The Metropolitan Water Reclamation District of Greater Chicago, the agency responsible for reducing flooding and ensuring Chicago area residents have clean drinking water, insisted that reservoirs and tunnels system worked as intended during the July 2-3 flooding – it’s just that the flooding was more than it could ever accommodate.
On the first weekend of July, most of the Chicago area received anywhere between 3 to 7 inches of rain, but the west and southwest sides of Chicago and the nearby suburbs, including Forest Park and Oak Park, received the brunt of it, getting as much as 8 or 9 inches.
In a statement to the Review, MWRD spokesperson Alison Fore said that tunnels and reservoir system that were built as part of the Tunnel and Reservoir Plan (TARP), also known as the Deep Tunnel, worked the way they were supposed to, but that was still not enough to handle all the water.

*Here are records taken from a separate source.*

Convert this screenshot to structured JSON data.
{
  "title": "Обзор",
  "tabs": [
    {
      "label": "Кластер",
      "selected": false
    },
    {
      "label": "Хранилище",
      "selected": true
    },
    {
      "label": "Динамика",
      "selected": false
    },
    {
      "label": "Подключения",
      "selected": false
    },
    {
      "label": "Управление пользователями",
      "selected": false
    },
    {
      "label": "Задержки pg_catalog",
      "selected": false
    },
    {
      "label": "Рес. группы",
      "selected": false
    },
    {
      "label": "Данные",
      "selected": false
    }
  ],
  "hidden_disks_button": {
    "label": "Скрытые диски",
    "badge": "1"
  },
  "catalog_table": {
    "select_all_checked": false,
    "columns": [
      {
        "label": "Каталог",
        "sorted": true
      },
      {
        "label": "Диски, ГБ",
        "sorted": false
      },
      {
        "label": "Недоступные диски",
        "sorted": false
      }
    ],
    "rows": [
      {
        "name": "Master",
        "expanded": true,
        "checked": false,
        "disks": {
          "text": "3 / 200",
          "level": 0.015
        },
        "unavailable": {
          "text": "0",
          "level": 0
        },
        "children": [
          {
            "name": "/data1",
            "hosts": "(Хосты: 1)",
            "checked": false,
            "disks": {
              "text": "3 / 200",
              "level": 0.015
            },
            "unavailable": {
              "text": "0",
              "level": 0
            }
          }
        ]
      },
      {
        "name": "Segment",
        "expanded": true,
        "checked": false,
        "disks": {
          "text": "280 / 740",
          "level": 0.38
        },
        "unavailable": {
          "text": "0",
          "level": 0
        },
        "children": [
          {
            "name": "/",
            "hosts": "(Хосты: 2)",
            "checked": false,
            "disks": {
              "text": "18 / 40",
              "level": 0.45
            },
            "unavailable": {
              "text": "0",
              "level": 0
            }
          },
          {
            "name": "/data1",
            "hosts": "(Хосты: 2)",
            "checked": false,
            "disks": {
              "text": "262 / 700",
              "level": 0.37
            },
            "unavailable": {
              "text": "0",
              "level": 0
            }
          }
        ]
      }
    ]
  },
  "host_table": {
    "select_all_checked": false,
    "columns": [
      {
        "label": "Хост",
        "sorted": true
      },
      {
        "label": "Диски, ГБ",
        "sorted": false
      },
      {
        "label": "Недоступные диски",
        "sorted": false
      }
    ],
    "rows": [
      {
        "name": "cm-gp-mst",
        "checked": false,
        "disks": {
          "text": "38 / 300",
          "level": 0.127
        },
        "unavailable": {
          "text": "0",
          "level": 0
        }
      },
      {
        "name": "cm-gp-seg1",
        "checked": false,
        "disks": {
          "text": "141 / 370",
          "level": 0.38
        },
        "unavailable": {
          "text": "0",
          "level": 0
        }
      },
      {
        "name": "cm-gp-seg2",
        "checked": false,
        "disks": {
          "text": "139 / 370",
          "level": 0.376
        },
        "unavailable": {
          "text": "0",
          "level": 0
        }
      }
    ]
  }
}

She said that local stormwater mitigation projects, as well completion of the next phase of the TARP projects, can help address the situation, and further investments will most likely be needed on MWRD’s end.
As Forest Park officials noted in the past, part of the problem is that much of the village has a combined sewer system, into which both sanitary waste and storm runoff flow. The village has been separating sanitary an storm sewers block by block, but there is still ways to go.

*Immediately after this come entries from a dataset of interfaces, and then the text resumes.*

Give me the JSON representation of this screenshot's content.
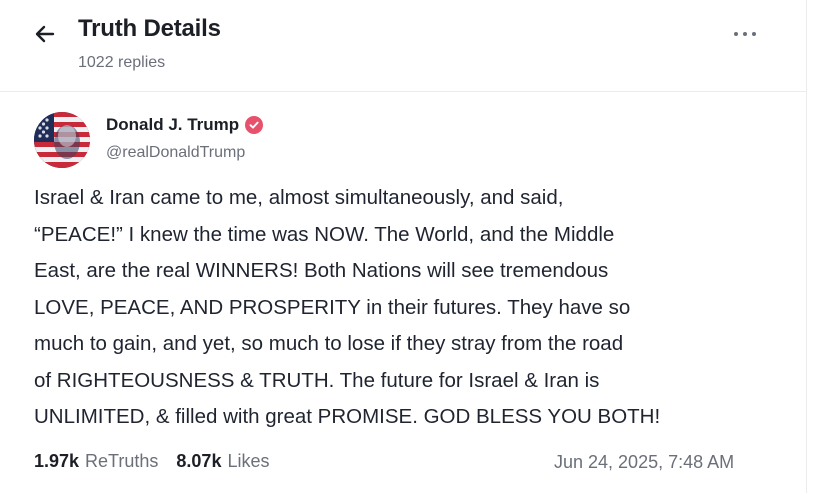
{
  "header": {
    "title": "Truth Details",
    "replies": "1022 replies"
  },
  "icons": {
    "back": "arrow-left-icon",
    "more": "more-horizontal-icon",
    "verified": "verified-badge-icon"
  },
  "post": {
    "author": {
      "name": "Donald J. Trump",
      "handle": "@realDonaldTrump",
      "verified": true,
      "verified_color": "#e8516c"
    },
    "lines": [
      "Israel & Iran came to me, almost simultaneously, and said,",
      "“PEACE!” I knew the time was NOW. The World, and the Middle",
      "East, are the real WINNERS! Both Nations will see tremendous",
      "LOVE, PEACE, AND PROSPERITY in their futures. They have so",
      "much to gain, and yet, so much to lose if they stray from the road",
      "of RIGHTEOUSNESS & TRUTH. The future for Israel & Iran is",
      "UNLIMITED, & filled with great PROMISE. GOD BLESS YOU BOTH!"
    ],
    "stats": {
      "retruths_count": "1.97k",
      "retruths_label": "ReTruths",
      "likes_count": "8.07k",
      "likes_label": "Likes"
    },
    "timestamp": "Jun 24, 2025, 7:48 AM"
  }
}
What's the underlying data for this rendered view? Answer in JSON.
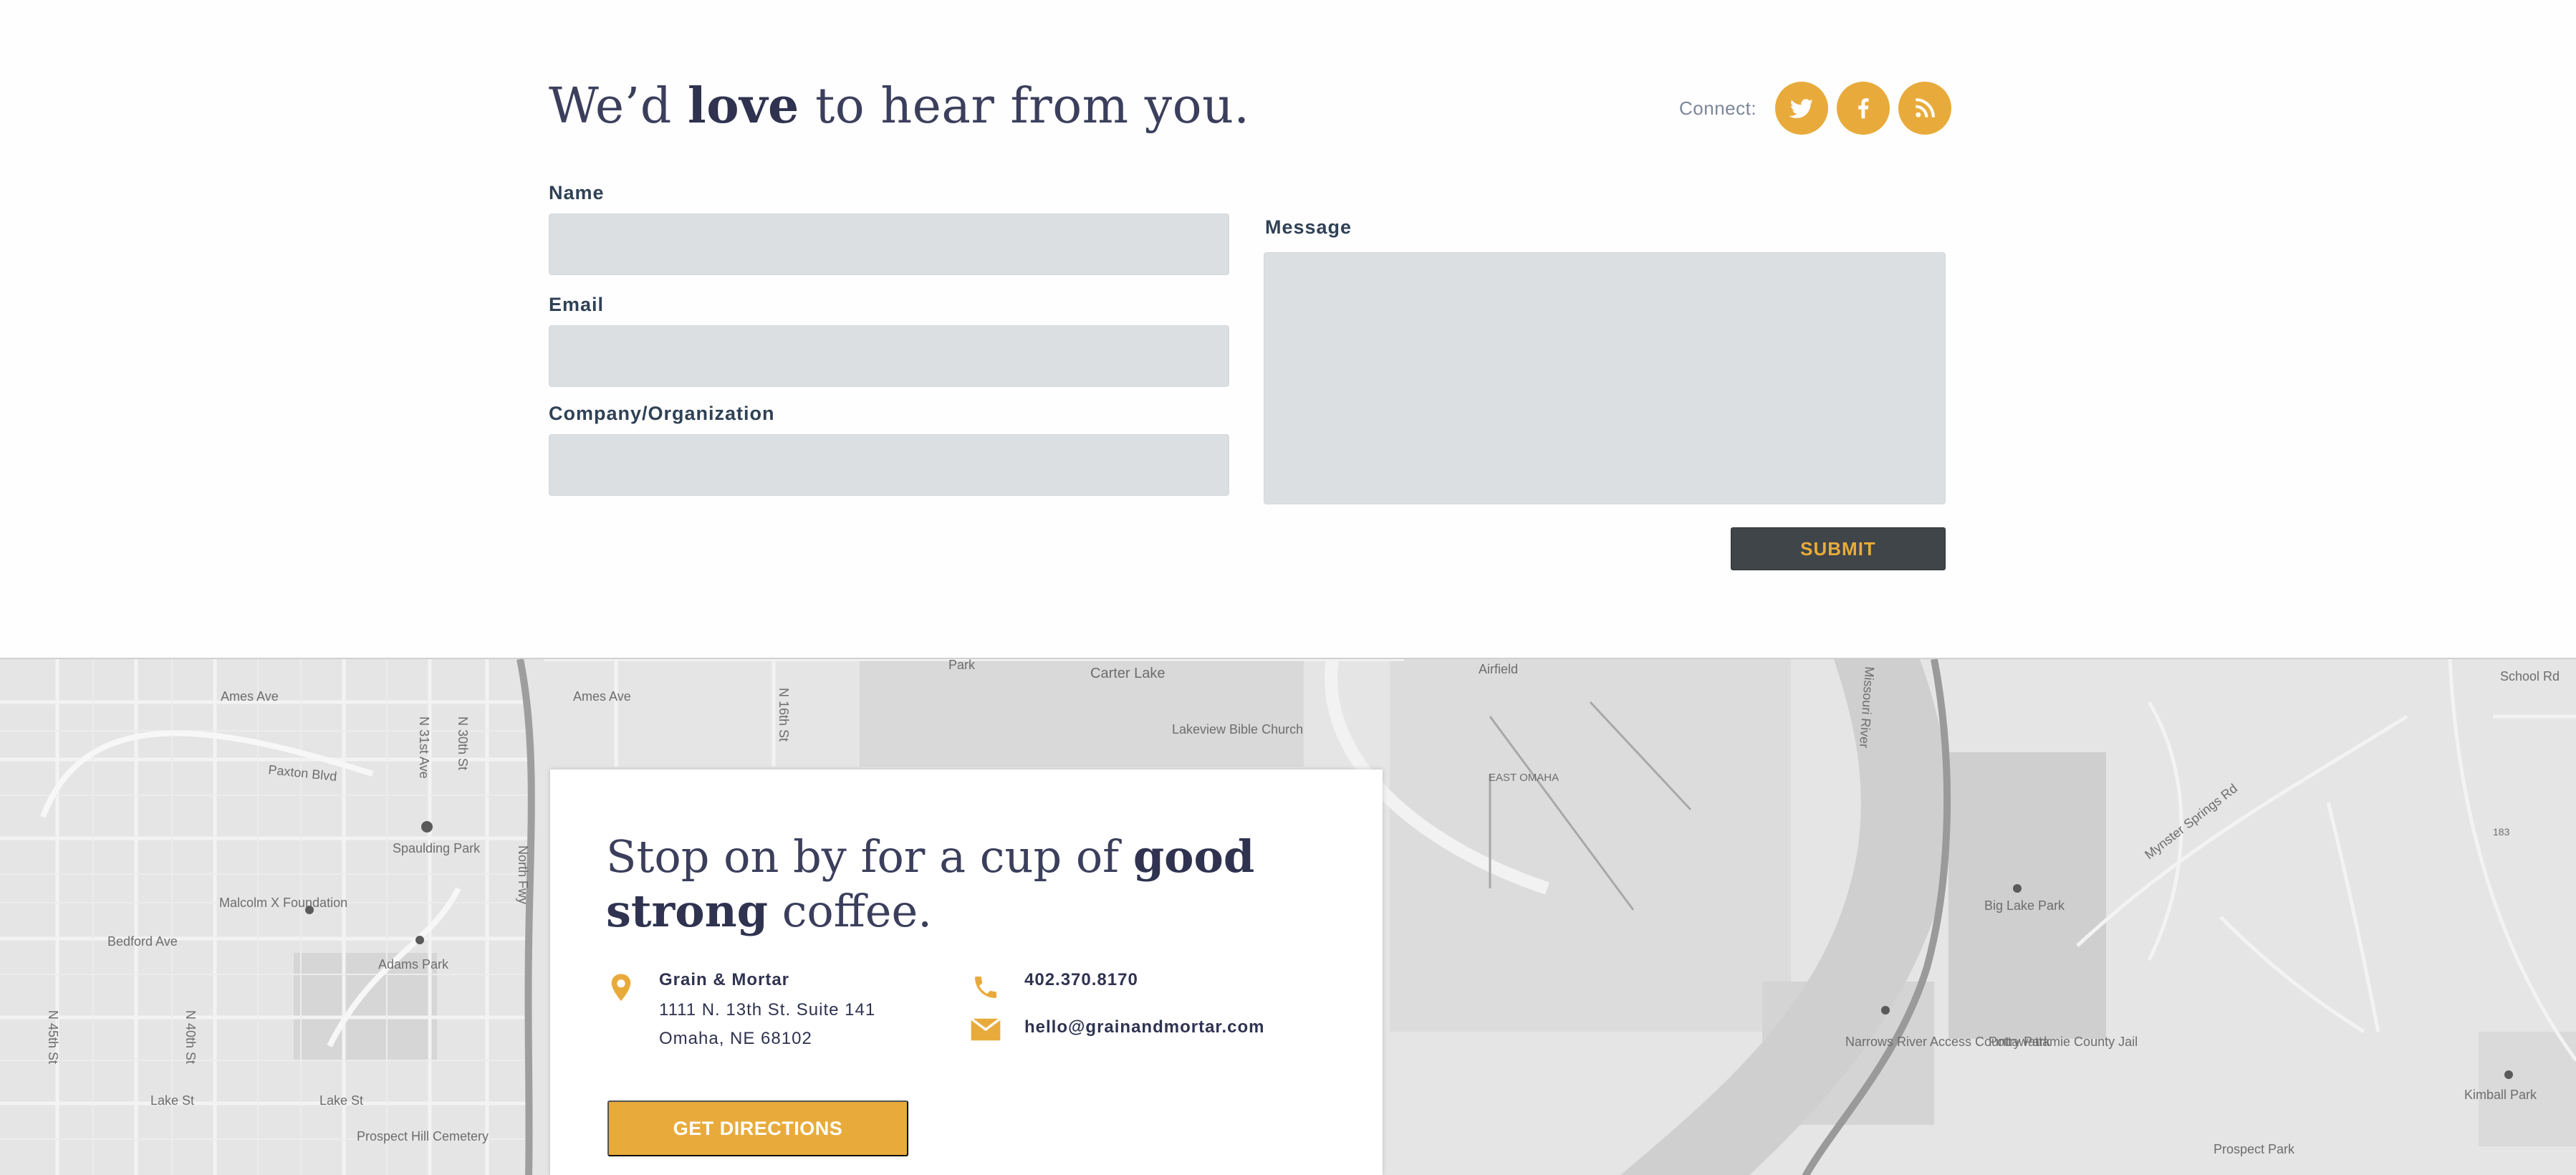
{
  "contact": {
    "headline_pre": "We’d ",
    "headline_bold": "love",
    "headline_post": " to hear from you.",
    "connect_label": "Connect:",
    "social": [
      {
        "name": "twitter-icon"
      },
      {
        "name": "facebook-icon"
      },
      {
        "name": "rss-icon"
      }
    ],
    "fields": {
      "name_label": "Name",
      "name_value": "",
      "email_label": "Email",
      "email_value": "",
      "company_label": "Company/Organization",
      "company_value": "",
      "message_label": "Message",
      "message_value": ""
    },
    "submit_label": "SUBMIT"
  },
  "map": {
    "labels": [
      "Ames Ave",
      "Ames Ave",
      "Paxton Blvd",
      "N 31st Ave",
      "N 30th St",
      "N 16th St",
      "Carter Lake",
      "Lakeview Bible Church",
      "Airfield",
      "EAST OMAHA",
      "Missouri River",
      "Spaulding Park",
      "Malcolm X Foundation",
      "Bedford Ave",
      "Adams Park",
      "North Fwy",
      "N 45th St",
      "N 40th St",
      "Lake St",
      "Lake St",
      "Prospect Hill Cemetery",
      "Big Lake Park",
      "Narrows River Access Country Park",
      "Pottawattamie County Jail",
      "Mynster Springs Rd",
      "Kimball Park",
      "Prospect Park",
      "School Rd",
      "Park",
      "183"
    ]
  },
  "card": {
    "title_pre": "Stop on by for a cup of ",
    "title_bold1": "good",
    "title_bold2": "strong",
    "title_post": " coffee.",
    "business_name": "Grain & Mortar",
    "address_line1": "1111 N. 13th St. Suite 141",
    "address_line2": "Omaha, NE 68102",
    "phone": "402.370.8170",
    "email": "hello@grainandmortar.com",
    "directions_label": "GET DIRECTIONS"
  },
  "colors": {
    "accent": "#e8ab3b",
    "dark_button": "#3f4548",
    "heading": "#3b3f5c",
    "field_bg": "#dcdfe1",
    "map_bg": "#e4e4e4"
  }
}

Fore said the TARP interception sewers and the McCook Reservoir it connects to did what it could.
“It has captured more than 5 billion gallons between the McCook Reservoir and two tunnel systems to protect Forest Park and other communities that rely on combined sewer systems,” she said. “But these storms demonstrate the need to invest in both gray and green infrastructure to increase capacity for more storms. As storms have increased in frequency and intensity, even the valuable gray infrastructure technologies cannot always keep up with all of the runoff, leading to flooded basements and surface flooding.”
“Grey infrastructure” is traditional sewer systems, while “green infrastructure” projects include projects such as alleys with permeable pavers, which directs storm water away from the sewer system. MWRD helped fund installation of several permeable-paver alleys throughout Forest Park.
The MWRD is currently working to expand McCook Reservoir’s capacity to allow it to capture an extra 6.5 billion gallons from sewers serving areas throughout Cook County. The project is one of TARP Stage 2 projects, and it is expected to be completed in 2029.
But Fore also said that “more work is needed across Cook County” in the long run.
“Climate change threatens to alter precipitation, water resources and the reliable systems that the MWRD has installed to protect area water quality, public health and safety,” she said. “We believe environmental leadership is our responsibility, so we are looking for solutions to climate change that can keep our region and world safe for future generations.”